• _Record excerpts_:

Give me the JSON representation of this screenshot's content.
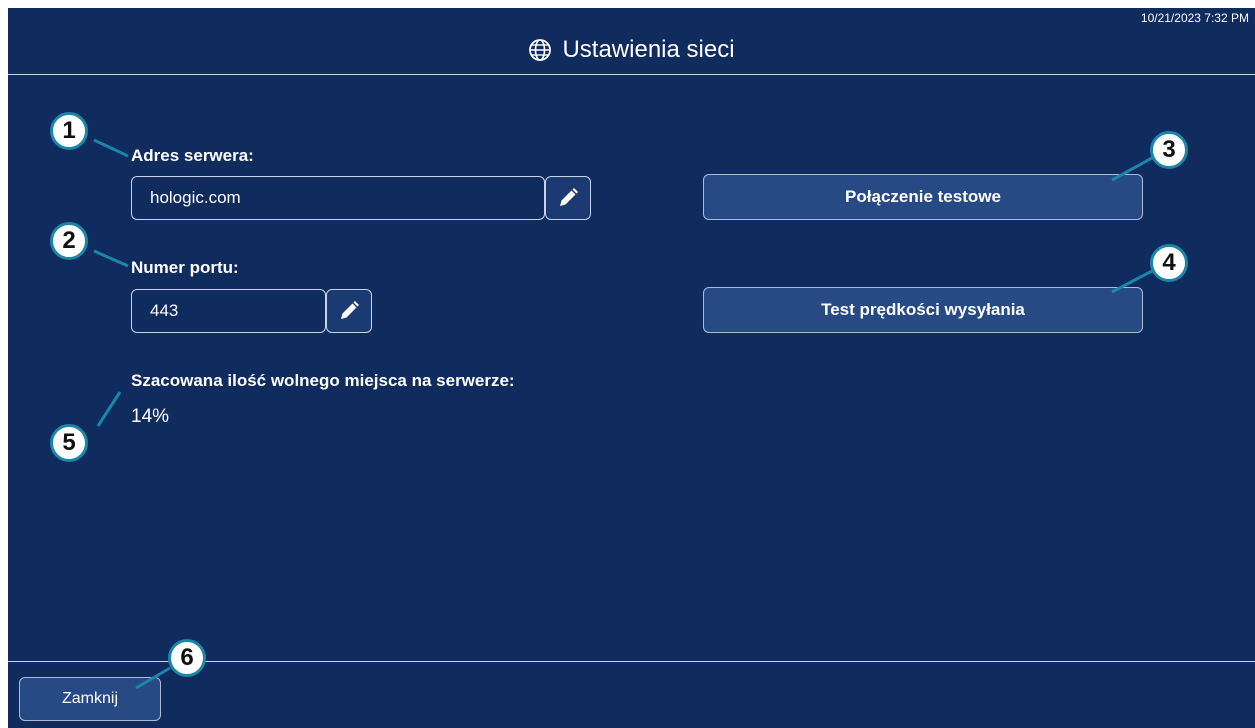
{
  "header": {
    "title": "Ustawienia sieci",
    "timestamp": "10/21/2023 7:32 PM"
  },
  "server": {
    "label": "Adres serwera:",
    "value": "hologic.com"
  },
  "port": {
    "label": "Numer portu:",
    "value": "443"
  },
  "buttons": {
    "test_connection": "Połączenie testowe",
    "upload_speed_test": "Test prędkości wysyłania",
    "close": "Zamknij"
  },
  "storage": {
    "label": "Szacowana ilość wolnego miejsca na serwerze:",
    "value": "14%"
  },
  "callouts": [
    "1",
    "2",
    "3",
    "4",
    "5",
    "6"
  ],
  "colors": {
    "background": "#102b5e",
    "button": "#274a84",
    "callout_border": "#1a86a8"
  },
  "icons": [
    "globe-icon",
    "pencil-icon"
  ]
}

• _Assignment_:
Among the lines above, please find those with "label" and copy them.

• _Result for this exercise_:
    "label": "Adres serwera:",
    "label": "Numer portu:",
    "label": "Szacowana ilość wolnego miejsca na serwerze:",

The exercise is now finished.